(SOURCE DATA begins)

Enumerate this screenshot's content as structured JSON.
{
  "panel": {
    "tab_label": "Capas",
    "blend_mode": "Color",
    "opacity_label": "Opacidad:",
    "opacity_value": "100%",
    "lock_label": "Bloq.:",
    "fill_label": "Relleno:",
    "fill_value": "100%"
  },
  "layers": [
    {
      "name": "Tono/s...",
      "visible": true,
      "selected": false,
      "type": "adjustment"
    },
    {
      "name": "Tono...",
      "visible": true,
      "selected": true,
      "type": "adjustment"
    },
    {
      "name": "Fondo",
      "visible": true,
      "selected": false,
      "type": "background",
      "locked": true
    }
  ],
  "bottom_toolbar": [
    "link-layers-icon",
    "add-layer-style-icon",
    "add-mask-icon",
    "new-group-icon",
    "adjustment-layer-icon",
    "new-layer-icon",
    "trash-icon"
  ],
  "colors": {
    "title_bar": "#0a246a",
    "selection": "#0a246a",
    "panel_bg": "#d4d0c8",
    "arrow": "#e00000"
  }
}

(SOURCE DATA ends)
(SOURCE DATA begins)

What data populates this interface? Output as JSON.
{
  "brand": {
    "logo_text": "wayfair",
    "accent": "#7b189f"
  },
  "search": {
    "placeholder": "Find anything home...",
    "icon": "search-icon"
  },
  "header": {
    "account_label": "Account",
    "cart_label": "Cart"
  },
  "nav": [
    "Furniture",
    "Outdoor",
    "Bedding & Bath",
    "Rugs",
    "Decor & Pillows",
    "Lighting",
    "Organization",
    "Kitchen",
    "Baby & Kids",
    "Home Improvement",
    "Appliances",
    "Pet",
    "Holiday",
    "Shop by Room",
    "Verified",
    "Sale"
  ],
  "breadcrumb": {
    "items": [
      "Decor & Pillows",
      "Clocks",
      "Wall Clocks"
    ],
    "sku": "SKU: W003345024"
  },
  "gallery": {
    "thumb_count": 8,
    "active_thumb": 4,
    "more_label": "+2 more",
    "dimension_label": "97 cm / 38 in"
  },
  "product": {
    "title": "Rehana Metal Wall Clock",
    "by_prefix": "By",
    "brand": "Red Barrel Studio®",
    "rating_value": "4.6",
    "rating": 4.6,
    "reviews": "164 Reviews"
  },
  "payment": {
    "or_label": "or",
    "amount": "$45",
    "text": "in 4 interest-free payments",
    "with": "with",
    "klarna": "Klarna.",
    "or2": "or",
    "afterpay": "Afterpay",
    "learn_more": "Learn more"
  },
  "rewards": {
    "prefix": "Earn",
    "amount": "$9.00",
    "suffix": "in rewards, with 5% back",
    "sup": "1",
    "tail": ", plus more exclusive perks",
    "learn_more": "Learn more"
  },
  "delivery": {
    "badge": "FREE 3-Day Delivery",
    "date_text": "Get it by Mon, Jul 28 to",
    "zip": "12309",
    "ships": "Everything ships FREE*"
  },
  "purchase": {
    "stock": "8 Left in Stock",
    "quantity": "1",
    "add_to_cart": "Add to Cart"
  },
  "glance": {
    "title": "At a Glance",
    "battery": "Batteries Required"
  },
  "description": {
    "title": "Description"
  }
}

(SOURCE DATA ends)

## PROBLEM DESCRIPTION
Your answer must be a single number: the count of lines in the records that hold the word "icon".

## YOUR SOLUTION
8